● Exercise brief
What you return should be the complete data below, word for word, with no pictures in it.

Data about app and page elements:
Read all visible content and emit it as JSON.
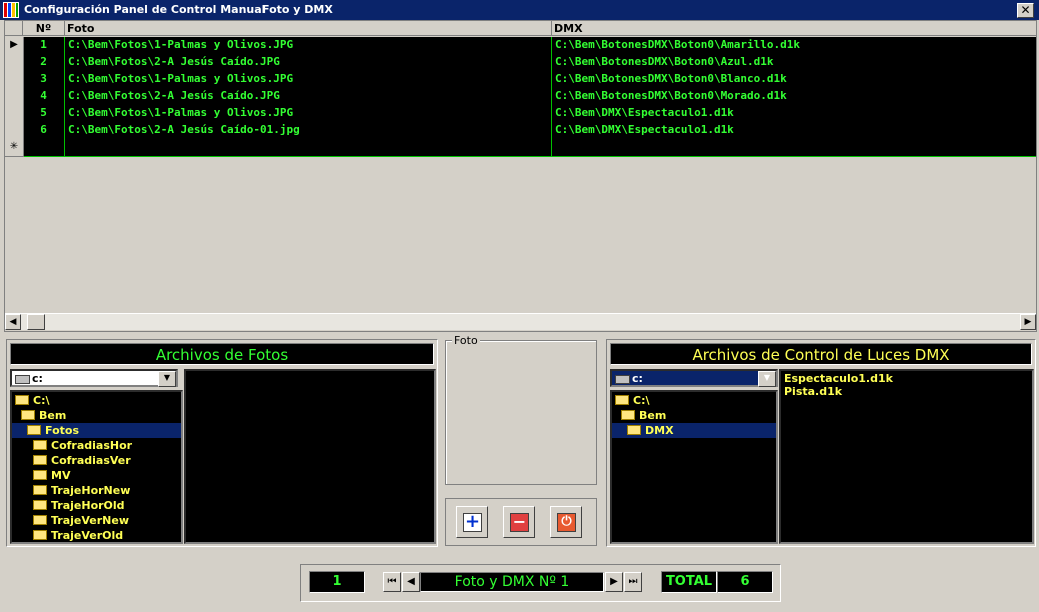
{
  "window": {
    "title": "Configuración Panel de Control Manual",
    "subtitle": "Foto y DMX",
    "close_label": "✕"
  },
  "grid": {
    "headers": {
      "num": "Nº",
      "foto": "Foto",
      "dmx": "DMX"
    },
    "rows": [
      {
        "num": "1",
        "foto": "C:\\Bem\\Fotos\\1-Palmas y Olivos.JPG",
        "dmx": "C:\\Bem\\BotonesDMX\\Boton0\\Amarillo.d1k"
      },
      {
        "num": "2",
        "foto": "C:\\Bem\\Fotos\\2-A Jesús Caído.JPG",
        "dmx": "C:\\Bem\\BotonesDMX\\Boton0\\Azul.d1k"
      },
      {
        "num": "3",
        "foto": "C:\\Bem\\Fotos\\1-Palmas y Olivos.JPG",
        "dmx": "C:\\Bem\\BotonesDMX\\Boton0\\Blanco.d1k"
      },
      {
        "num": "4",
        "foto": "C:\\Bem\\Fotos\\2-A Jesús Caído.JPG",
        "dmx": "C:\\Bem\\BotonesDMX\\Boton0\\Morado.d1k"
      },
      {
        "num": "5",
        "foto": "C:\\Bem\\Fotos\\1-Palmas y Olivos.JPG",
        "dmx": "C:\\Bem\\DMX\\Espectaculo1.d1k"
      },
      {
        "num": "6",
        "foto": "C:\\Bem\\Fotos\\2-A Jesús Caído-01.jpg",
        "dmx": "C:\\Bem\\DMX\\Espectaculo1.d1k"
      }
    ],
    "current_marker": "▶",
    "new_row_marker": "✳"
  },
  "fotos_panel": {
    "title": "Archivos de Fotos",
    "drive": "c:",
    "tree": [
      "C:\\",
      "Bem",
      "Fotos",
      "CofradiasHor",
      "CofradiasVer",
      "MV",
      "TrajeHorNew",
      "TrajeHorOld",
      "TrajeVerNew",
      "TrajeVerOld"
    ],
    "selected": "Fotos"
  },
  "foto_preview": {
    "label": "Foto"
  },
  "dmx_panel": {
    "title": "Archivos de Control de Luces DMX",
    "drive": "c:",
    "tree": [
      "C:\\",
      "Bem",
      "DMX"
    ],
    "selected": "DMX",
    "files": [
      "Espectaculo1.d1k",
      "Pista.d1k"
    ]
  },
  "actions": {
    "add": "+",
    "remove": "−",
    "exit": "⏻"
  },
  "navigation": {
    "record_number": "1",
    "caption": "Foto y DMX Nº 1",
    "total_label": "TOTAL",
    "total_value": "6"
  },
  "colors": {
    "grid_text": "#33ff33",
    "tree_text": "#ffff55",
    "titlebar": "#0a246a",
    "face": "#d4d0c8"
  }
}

● Solution to this exercise
Read all visible content and emit it as JSON.
{
  "window": {
    "title": "Configuración Panel de Control Manual",
    "subtitle": "Foto y DMX",
    "close_label": "✕"
  },
  "grid": {
    "headers": {
      "num": "Nº",
      "foto": "Foto",
      "dmx": "DMX"
    },
    "rows": [
      {
        "num": "1",
        "foto": "C:\\Bem\\Fotos\\1-Palmas y Olivos.JPG",
        "dmx": "C:\\Bem\\BotonesDMX\\Boton0\\Amarillo.d1k"
      },
      {
        "num": "2",
        "foto": "C:\\Bem\\Fotos\\2-A Jesús Caído.JPG",
        "dmx": "C:\\Bem\\BotonesDMX\\Boton0\\Azul.d1k"
      },
      {
        "num": "3",
        "foto": "C:\\Bem\\Fotos\\1-Palmas y Olivos.JPG",
        "dmx": "C:\\Bem\\BotonesDMX\\Boton0\\Blanco.d1k"
      },
      {
        "num": "4",
        "foto": "C:\\Bem\\Fotos\\2-A Jesús Caído.JPG",
        "dmx": "C:\\Bem\\BotonesDMX\\Boton0\\Morado.d1k"
      },
      {
        "num": "5",
        "foto": "C:\\Bem\\Fotos\\1-Palmas y Olivos.JPG",
        "dmx": "C:\\Bem\\DMX\\Espectaculo1.d1k"
      },
      {
        "num": "6",
        "foto": "C:\\Bem\\Fotos\\2-A Jesús Caído-01.jpg",
        "dmx": "C:\\Bem\\DMX\\Espectaculo1.d1k"
      }
    ],
    "current_marker": "▶",
    "new_row_marker": "✳"
  },
  "fotos_panel": {
    "title": "Archivos de Fotos",
    "drive": "c:",
    "tree": [
      "C:\\",
      "Bem",
      "Fotos",
      "CofradiasHor",
      "CofradiasVer",
      "MV",
      "TrajeHorNew",
      "TrajeHorOld",
      "TrajeVerNew",
      "TrajeVerOld"
    ],
    "selected": "Fotos"
  },
  "foto_preview": {
    "label": "Foto"
  },
  "dmx_panel": {
    "title": "Archivos de Control de Luces DMX",
    "drive": "c:",
    "tree": [
      "C:\\",
      "Bem",
      "DMX"
    ],
    "selected": "DMX",
    "files": [
      "Espectaculo1.d1k",
      "Pista.d1k"
    ]
  },
  "actions": {
    "add": "+",
    "remove": "−",
    "exit": "⏻"
  },
  "navigation": {
    "record_number": "1",
    "caption": "Foto y DMX Nº 1",
    "total_label": "TOTAL",
    "total_value": "6"
  },
  "colors": {
    "grid_text": "#33ff33",
    "tree_text": "#ffff55",
    "titlebar": "#0a246a",
    "face": "#d4d0c8"
  }
}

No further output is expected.